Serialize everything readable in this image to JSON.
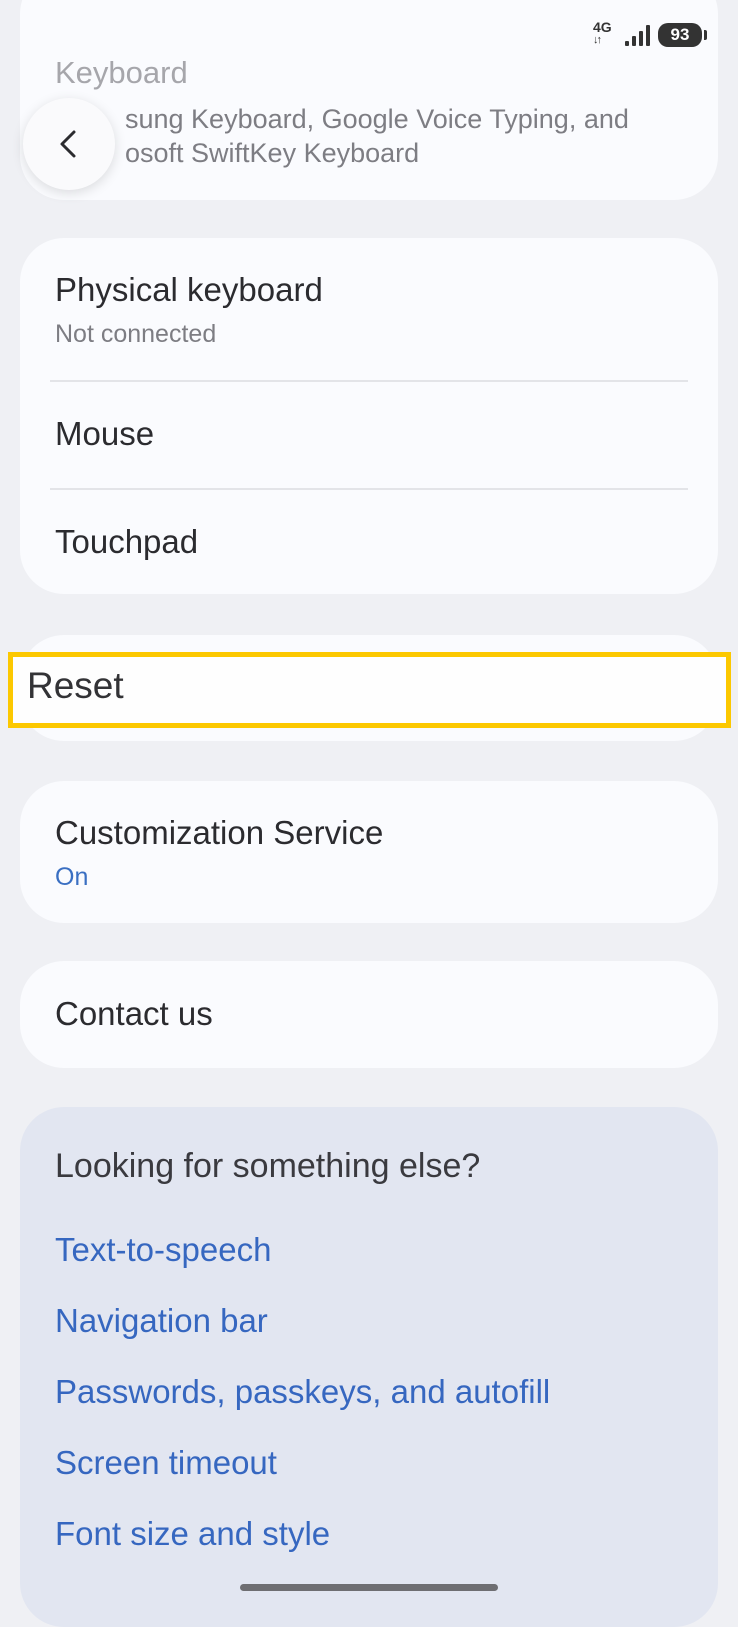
{
  "status_bar": {
    "network_type": "4G",
    "network_arrows": "↓↑",
    "battery_level": "93",
    "signal_icon": "signal-bars-icon",
    "battery_icon": "battery-icon"
  },
  "header": {
    "back_icon": "chevron-left-icon",
    "keyboard_title": "Keyboard",
    "keyboard_subtitle": "sung Keyboard, Google Voice Typing, and\nosoft SwiftKey Keyboard"
  },
  "devices": {
    "physical_keyboard": {
      "title": "Physical keyboard",
      "subtitle": "Not connected"
    },
    "mouse": {
      "title": "Mouse"
    },
    "touchpad": {
      "title": "Touchpad"
    }
  },
  "reset": {
    "title": "Reset"
  },
  "customization": {
    "title": "Customization Service",
    "status": "On"
  },
  "contact": {
    "title": "Contact us"
  },
  "looking_for": {
    "title": "Looking for something else?",
    "links": [
      "Text-to-speech",
      "Navigation bar",
      "Passwords, passkeys, and autofill",
      "Screen timeout",
      "Font size and style"
    ]
  },
  "colors": {
    "background": "#eff0f4",
    "card": "#fafbfe",
    "suggestion_card": "#e2e6f1",
    "link": "#3667c0",
    "highlight": "#fcc800"
  }
}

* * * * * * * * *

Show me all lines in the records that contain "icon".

    "signal_icon": "signal-bars-icon",
    "battery_icon": "battery-icon"
    "back_icon": "chevron-left-icon",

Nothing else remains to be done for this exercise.